Out the Door, at Last
On September 1, 2011, after six weeks or so of working with Sally, I submitted a third draft of my book proposal to my agent. She responded the same day:
I just skimmed this proposal and think you’ve nailed it… I’m sure I’ll have a few, minor comments/ suggestions but this is in good enough shape that I think we’ll be able to get the proposal out the door in the next few weeks…I also like DRIVING HUNGRY as a working title…
And this is precisely what happened: my agent had a few suggestions/red lines (e.g. she wanted a bit more detail about my emotional reasons for moving to Buenos Aires in the first place), and these took me a few weeks to incorporate into the proposal.
By October 6, my agent had sent the Driving Hungry proposal to 15 New York publishers, along with a cover letter she’d written.
Within three weeks, she told me 14 of those 15 publishers had rejected my book. (Of course that hurt – how could it not?) But there was one editor at Vintage who’d read and really loved my proposal, “And would like to schedule a call on Monday to discuss your book!” she wrote, “Any chance you might be free at 11:00 EST, 5:00 Berlin time?”
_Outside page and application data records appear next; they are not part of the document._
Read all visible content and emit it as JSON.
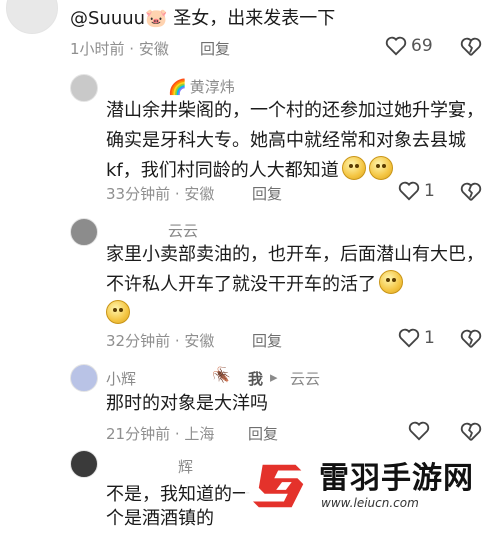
{
  "comments": [
    {
      "text": "@Suuuu🐷 圣女，出来发表一下",
      "meta": "1小时前 · 安徽",
      "reply": "回复",
      "likes": "69"
    },
    {
      "name_prefix": "🌈",
      "name": "黄淳炜",
      "text": "潜山余井柴阁的，一个村的还参加过她升学宴，确实是牙科大专。她高中就经常和对象去县城kf，我们村同龄的人大都知道",
      "meta": "33分钟前 · 安徽",
      "reply": "回复",
      "likes": "1"
    },
    {
      "name": "云云",
      "text": "家里小卖部卖油的，也开车，后面潜山有大巴，不许私人开车了就没干开车的活了",
      "meta": "32分钟前 · 安徽",
      "reply": "回复",
      "likes": "1"
    },
    {
      "name": "小辉",
      "bug": "🪳",
      "reply_tag": "我",
      "reply_target": "云云",
      "text": "那时的对象是大洋吗",
      "meta": "21分钟前 · 上海",
      "reply": "回复",
      "likes": ""
    },
    {
      "name": "辉",
      "text": "不是，我知道的一",
      "text2": "个是酒酒镇的"
    }
  ],
  "watermark": {
    "title": "雷羽手游网",
    "url": "www.leiucn.com"
  },
  "icons": {
    "like": "heart-outline-icon",
    "dislike": "broken-heart-icon",
    "accent": "#e4322b"
  }
}
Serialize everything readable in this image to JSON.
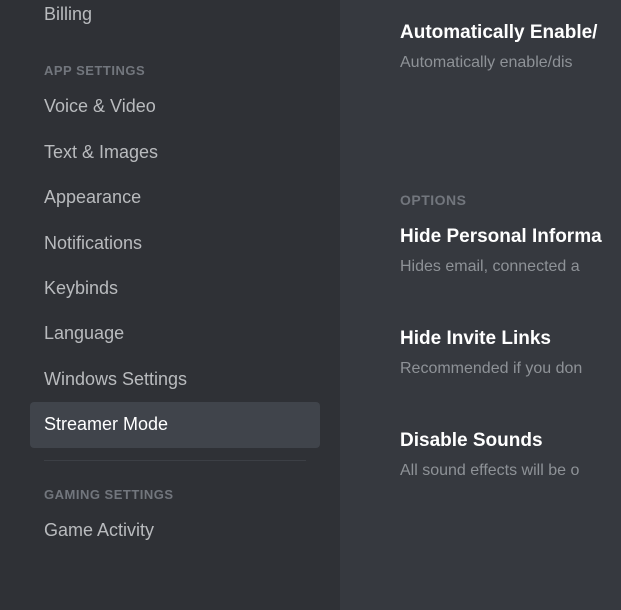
{
  "sidebar": {
    "top_partial": "Billing",
    "section_app": "APP SETTINGS",
    "items": [
      {
        "label": "Voice & Video"
      },
      {
        "label": "Text & Images"
      },
      {
        "label": "Appearance"
      },
      {
        "label": "Notifications"
      },
      {
        "label": "Keybinds"
      },
      {
        "label": "Language"
      },
      {
        "label": "Windows Settings"
      },
      {
        "label": "Streamer Mode"
      }
    ],
    "section_gaming": "GAMING SETTINGS",
    "gaming_items": [
      {
        "label": "Game Activity"
      }
    ]
  },
  "main": {
    "auto_enable": {
      "title": "Automatically Enable/",
      "desc": "Automatically enable/dis"
    },
    "options_header": "OPTIONS",
    "options": [
      {
        "title": "Hide Personal Informa",
        "desc": "Hides email, connected a"
      },
      {
        "title": "Hide Invite Links",
        "desc": "Recommended if you don"
      },
      {
        "title": "Disable Sounds",
        "desc": "All sound effects will be o"
      }
    ]
  }
}
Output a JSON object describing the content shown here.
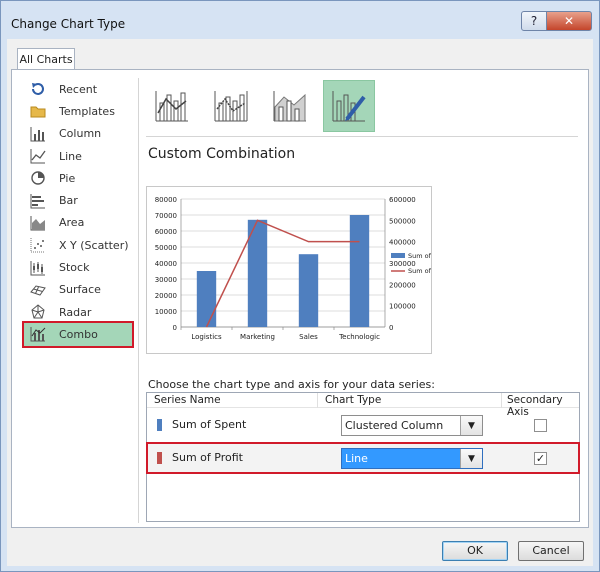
{
  "window": {
    "title": "Change Chart Type",
    "help": "?",
    "close": "✕"
  },
  "tab": "All Charts",
  "categories": [
    {
      "label": "Recent",
      "icon": "recent-icon"
    },
    {
      "label": "Templates",
      "icon": "templates-icon"
    },
    {
      "label": "Column",
      "icon": "column-chart-icon"
    },
    {
      "label": "Line",
      "icon": "line-chart-icon"
    },
    {
      "label": "Pie",
      "icon": "pie-chart-icon"
    },
    {
      "label": "Bar",
      "icon": "bar-chart-icon"
    },
    {
      "label": "Area",
      "icon": "area-chart-icon"
    },
    {
      "label": "X Y (Scatter)",
      "icon": "scatter-chart-icon"
    },
    {
      "label": "Stock",
      "icon": "stock-chart-icon"
    },
    {
      "label": "Surface",
      "icon": "surface-chart-icon"
    },
    {
      "label": "Radar",
      "icon": "radar-chart-icon"
    },
    {
      "label": "Combo",
      "icon": "combo-chart-icon",
      "selected": true
    }
  ],
  "heading": "Custom Combination",
  "prompt": "Choose the chart type and axis for your data series:",
  "grid_headers": {
    "name": "Series Name",
    "type": "Chart Type",
    "axis": "Secondary Axis"
  },
  "series": [
    {
      "name": "Sum of Spent",
      "color": "#4f7fbf",
      "chart_type": "Clustered Column",
      "secondary": false
    },
    {
      "name": "Sum of Profit",
      "color": "#c0504d",
      "chart_type": "Line",
      "secondary": true
    }
  ],
  "buttons": {
    "ok": "OK",
    "cancel": "Cancel"
  },
  "colors": {
    "selection": "#a4d6b8",
    "highlight": "#d11a2a",
    "column": "#4f7fbf",
    "line": "#c0504d"
  },
  "chart_data": {
    "type": "bar",
    "categories": [
      "Logistics",
      "Marketing",
      "Sales",
      "Technologic"
    ],
    "series": [
      {
        "name": "Sum of Spent",
        "type": "bar",
        "axis": "primary",
        "values": [
          35000,
          67000,
          45500,
          70000
        ]
      },
      {
        "name": "Sum of Profit",
        "type": "line",
        "axis": "secondary",
        "values": [
          0,
          500000,
          400000,
          400000
        ]
      }
    ],
    "ylim": [
      0,
      80000
    ],
    "y2lim": [
      0,
      600000
    ],
    "yticks": [
      "0",
      "10000",
      "20000",
      "30000",
      "40000",
      "50000",
      "60000",
      "70000",
      "80000"
    ],
    "y2ticks": [
      "0",
      "100000",
      "200000",
      "300000",
      "400000",
      "500000",
      "600000"
    ],
    "grid": true,
    "legend": "right"
  }
}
Closing the Deal
My agent and I spoke on the phone before my call with the Vintage editor, so I would know what to expect. “Let him lead the conversation,” she said, “as it’s always better to respond editorial concerns than to try and predict them.”
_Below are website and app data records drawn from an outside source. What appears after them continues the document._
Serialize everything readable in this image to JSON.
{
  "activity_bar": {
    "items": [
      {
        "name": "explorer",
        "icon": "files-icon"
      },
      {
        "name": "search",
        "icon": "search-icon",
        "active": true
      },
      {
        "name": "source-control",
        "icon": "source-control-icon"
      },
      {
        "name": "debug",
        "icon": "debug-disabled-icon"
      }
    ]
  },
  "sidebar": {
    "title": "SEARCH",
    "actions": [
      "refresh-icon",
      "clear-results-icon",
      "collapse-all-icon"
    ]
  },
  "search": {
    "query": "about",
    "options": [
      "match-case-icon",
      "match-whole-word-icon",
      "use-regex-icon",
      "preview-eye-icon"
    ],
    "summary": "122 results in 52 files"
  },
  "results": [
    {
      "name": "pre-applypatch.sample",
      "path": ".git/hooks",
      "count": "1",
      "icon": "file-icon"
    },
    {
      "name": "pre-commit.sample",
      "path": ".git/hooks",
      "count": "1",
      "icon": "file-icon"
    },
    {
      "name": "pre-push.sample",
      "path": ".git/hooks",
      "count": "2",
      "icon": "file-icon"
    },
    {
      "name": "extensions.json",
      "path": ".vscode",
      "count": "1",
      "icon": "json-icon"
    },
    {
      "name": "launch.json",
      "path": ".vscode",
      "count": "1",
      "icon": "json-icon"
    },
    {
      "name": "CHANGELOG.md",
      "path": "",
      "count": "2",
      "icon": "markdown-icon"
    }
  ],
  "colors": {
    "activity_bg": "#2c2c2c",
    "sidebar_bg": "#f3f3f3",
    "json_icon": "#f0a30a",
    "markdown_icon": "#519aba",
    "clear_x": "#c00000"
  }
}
She also sent me a tip sheet, which besides the obvious (be reliable, agreeable, enthusiastic, prepared), emphasized that I should know who the audience for my book was, that I should reread my proposal before the call since it had been through so many drafts, and that I should have an intelligent question or two for the editor.
The editor and I spoke for one heady, nerve-shattering hour, and he had some great ideas about how to tell the story of Driving Hungry. For one thing, he thought I should incorporate more of my inward journey to create a compelling narrative arc around my taxi adventures. This made sense to me. And when he told me how much he loved the story about the Buenos Aires cabbie who insisted on driving me across the intersection and refused to take my money, I felt like he understood what I was up to.
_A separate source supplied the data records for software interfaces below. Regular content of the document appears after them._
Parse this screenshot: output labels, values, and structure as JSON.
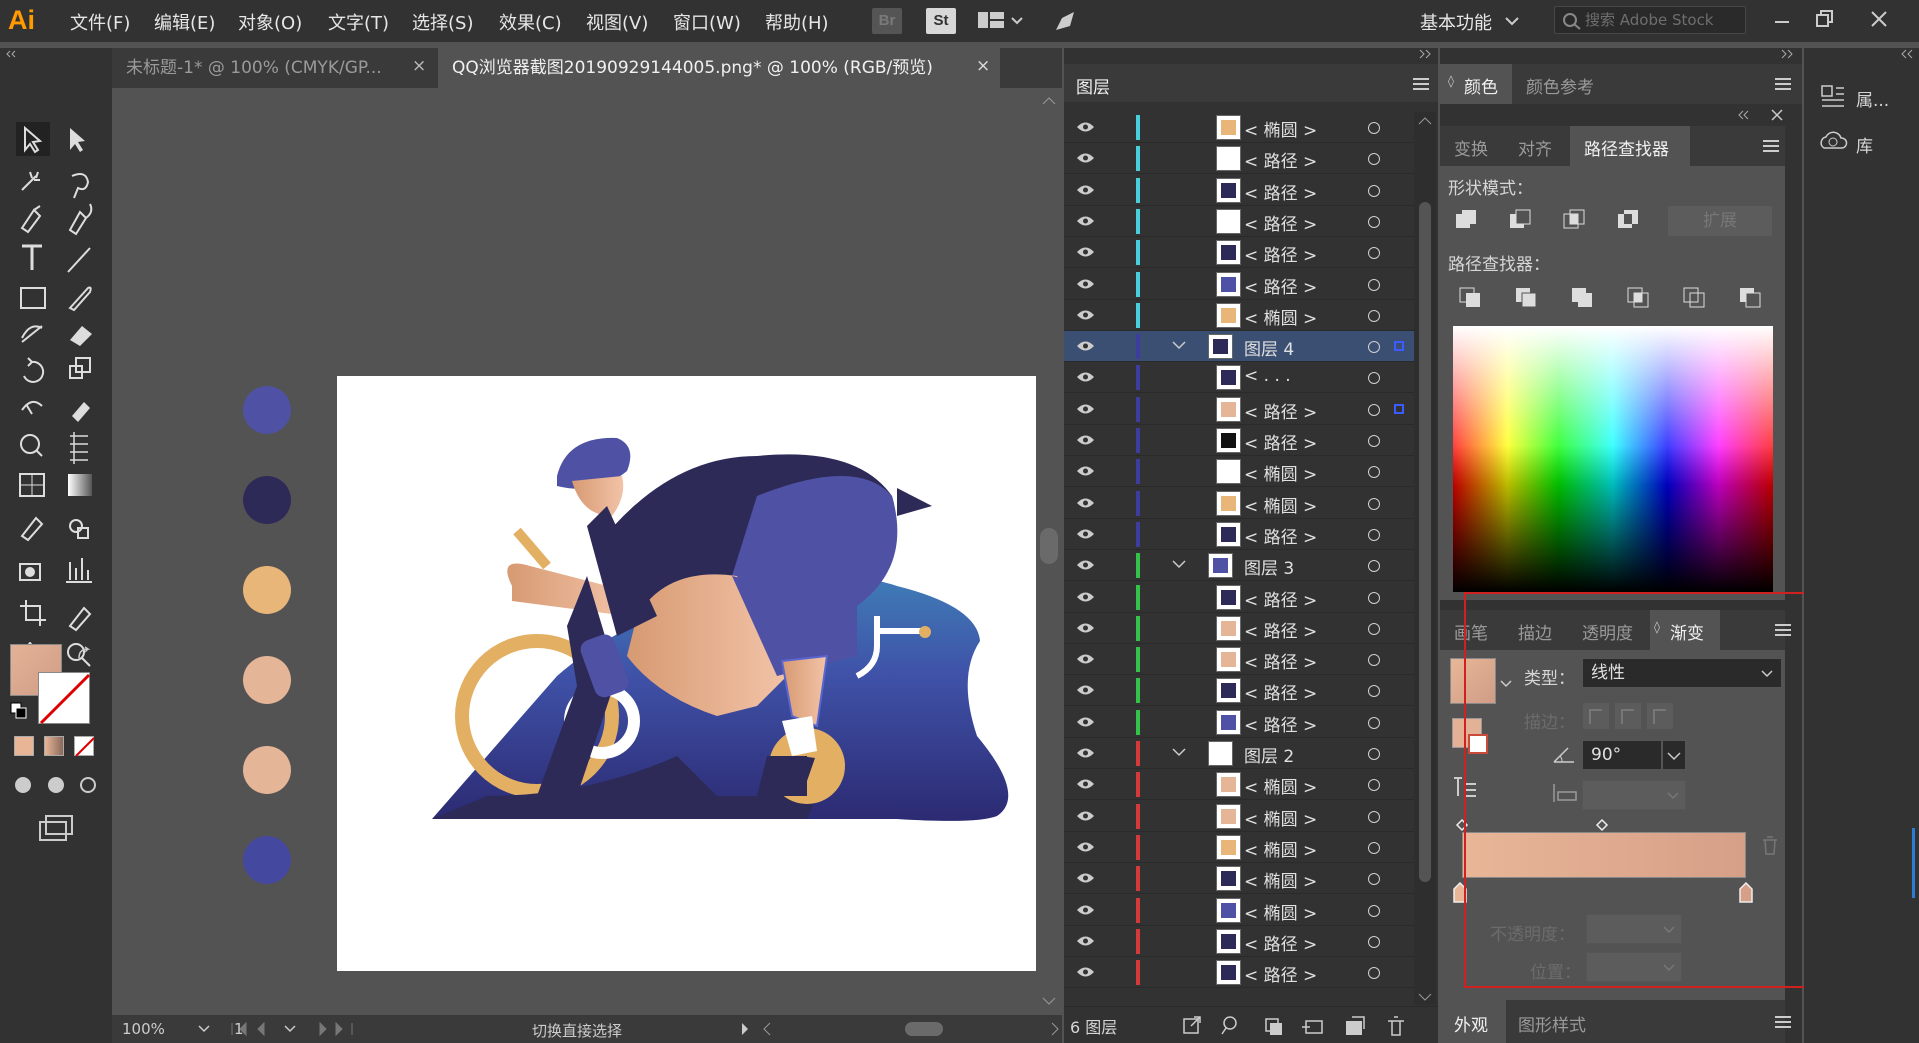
{
  "app": {
    "logo": "Ai",
    "workspace": "基本功能",
    "search_placeholder": "搜索 Adobe Stock"
  },
  "menu": [
    "文件(F)",
    "编辑(E)",
    "对象(O)",
    "文字(T)",
    "选择(S)",
    "效果(C)",
    "视图(V)",
    "窗口(W)",
    "帮助(H)"
  ],
  "menu_buttons": {
    "br": "Br",
    "st": "St"
  },
  "tabs": [
    {
      "label": "未标题-1* @ 100% (CMYK/GP...",
      "close": "×"
    },
    {
      "label": "QQ浏览器截图20190929144005.png* @ 100% (RGB/预览)",
      "close": "×"
    }
  ],
  "status": {
    "zoom": "100%",
    "page": "1",
    "hint": "切换直接选择"
  },
  "swatch_colors": [
    "#4f52a4",
    "#2d2a58",
    "#e9b679",
    "#e5b597",
    "#e5b597",
    "#44489e"
  ],
  "layers_panel": {
    "title": "图层",
    "footer": "6 图层",
    "rows": [
      {
        "name": "< 椭圆 >",
        "bar": "#47d0dc",
        "thumb": "#e9b679"
      },
      {
        "name": "< 路径 >",
        "bar": "#47d0dc",
        "thumb": "#ffffff"
      },
      {
        "name": "< 路径 >",
        "bar": "#47d0dc",
        "thumb": "#2d2a58"
      },
      {
        "name": "< 路径 >",
        "bar": "#47d0dc",
        "thumb": "#ffffff"
      },
      {
        "name": "< 路径 >",
        "bar": "#47d0dc",
        "thumb": "#2d2a58"
      },
      {
        "name": "< 路径 >",
        "bar": "#47d0dc",
        "thumb": "#4f52a4"
      },
      {
        "name": "< 椭圆 >",
        "bar": "#47d0dc",
        "thumb": "#e9b679"
      },
      {
        "name": "图层 4",
        "bar": "#3d3d9e",
        "thumb": "#2d2a58",
        "group": true
      },
      {
        "name": "< . . .",
        "bar": "#3d3d9e",
        "thumb": "#2d2a58"
      },
      {
        "name": "< 路径 >",
        "bar": "#3d3d9e",
        "thumb": "#e5b597"
      },
      {
        "name": "< 路径 >",
        "bar": "#3d3d9e",
        "thumb": "#111111"
      },
      {
        "name": "< 椭圆 >",
        "bar": "#3d3d9e",
        "thumb": "#ffffff"
      },
      {
        "name": "< 椭圆 >",
        "bar": "#3d3d9e",
        "thumb": "#e9b679"
      },
      {
        "name": "< 路径 >",
        "bar": "#3d3d9e",
        "thumb": "#2d2a58"
      },
      {
        "name": "图层 3",
        "bar": "#34c24a",
        "thumb": "#4f52a4",
        "group": true
      },
      {
        "name": "< 路径 >",
        "bar": "#34c24a",
        "thumb": "#2d2a58"
      },
      {
        "name": "< 路径 >",
        "bar": "#34c24a",
        "thumb": "#e5b597"
      },
      {
        "name": "< 路径 >",
        "bar": "#34c24a",
        "thumb": "#e5b597"
      },
      {
        "name": "< 路径 >",
        "bar": "#34c24a",
        "thumb": "#2d2a58"
      },
      {
        "name": "< 路径 >",
        "bar": "#34c24a",
        "thumb": "#4f52a4"
      },
      {
        "name": "图层 2",
        "bar": "#d43a3a",
        "thumb": "#ffffff",
        "group": true
      },
      {
        "name": "< 椭圆 >",
        "bar": "#d43a3a",
        "thumb": "#e5b597"
      },
      {
        "name": "< 椭圆 >",
        "bar": "#d43a3a",
        "thumb": "#e5b597"
      },
      {
        "name": "< 椭圆 >",
        "bar": "#d43a3a",
        "thumb": "#e9b679"
      },
      {
        "name": "< 椭圆 >",
        "bar": "#d43a3a",
        "thumb": "#2d2a58"
      },
      {
        "name": "< 椭圆 >",
        "bar": "#d43a3a",
        "thumb": "#4f52a4"
      },
      {
        "name": "< 路径 >",
        "bar": "#d43a3a",
        "thumb": "#2d2a58"
      },
      {
        "name": "< 路径 >",
        "bar": "#d43a3a",
        "thumb": "#2d2a58"
      }
    ]
  },
  "color_panel": {
    "tab_color": "颜色",
    "tab_guide": "颜色参考"
  },
  "pathfinder_panel": {
    "tabs": [
      "变换",
      "对齐",
      "路径查找器"
    ],
    "shape_modes": "形状模式：",
    "expand": "扩展",
    "pathfinders": "路径查找器："
  },
  "gradient_panel": {
    "tabs": [
      "画笔",
      "描边",
      "透明度",
      "渐变"
    ],
    "type_label": "类型：",
    "type_value": "线性",
    "stroke_label": "描边：",
    "angle_value": "90°",
    "opacity_label": "不透明度：",
    "position_label": "位置：",
    "gradient_start": "#e8b697",
    "gradient_end": "#d69f88"
  },
  "bottom_panel": {
    "tabs": [
      "外观",
      "图形样式"
    ]
  },
  "far_right": {
    "properties": "属...",
    "libraries": "库"
  }
}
Per my agent’s instructions, I wrote a follow-up email to her after the call with the editor, thanking her for setting it up, reiterating the editor’s main points/best suggestions, and following up on an issue I didn’t think I’d addressed very well:
The editor brought up the inevitable comparison of my book with Eat, Pray, Love. I know Driving Hungry is different, but I couldn’t really articulate how. The difference, I think, is that after many people read EPL, particularly women, they felt a need to go on a three country journey, or some kind of journey, to find themselves or figure out the missing pieces in their lives.
What I want people to take away from my book is applicable wherever people are. Yes, it took me four years and three hemispheres to figure out that the best things that happen to us are the ones we don’t engineer, but one of my goals is to tell my story in such a way that readers can understand, and in the best cases be inspired by, what I learned, without getting on a plane. All they have to do is get in a taxi. Wherever they are.
A few days went by after my call with the editor. He was pitching my book to his boss at Vintage, my agent said, and the big boss at Knopf (under whose umbrella Vintage falls) who approves every single book that gets published on all their imprints. I tried to be patient while my agent reassured me that all of this negotiation was a normal part of the process.
On November 4, 2011, I got the call I’d more or less been waiting for, working for, for four years, “I have some good news, Layne…”
When I finished jumping up and down, I called Mom and Dad, “Vintage wants to publish my book!” Mom’s first words? “Now you really have to get to work.”
How right she was.
To be continued…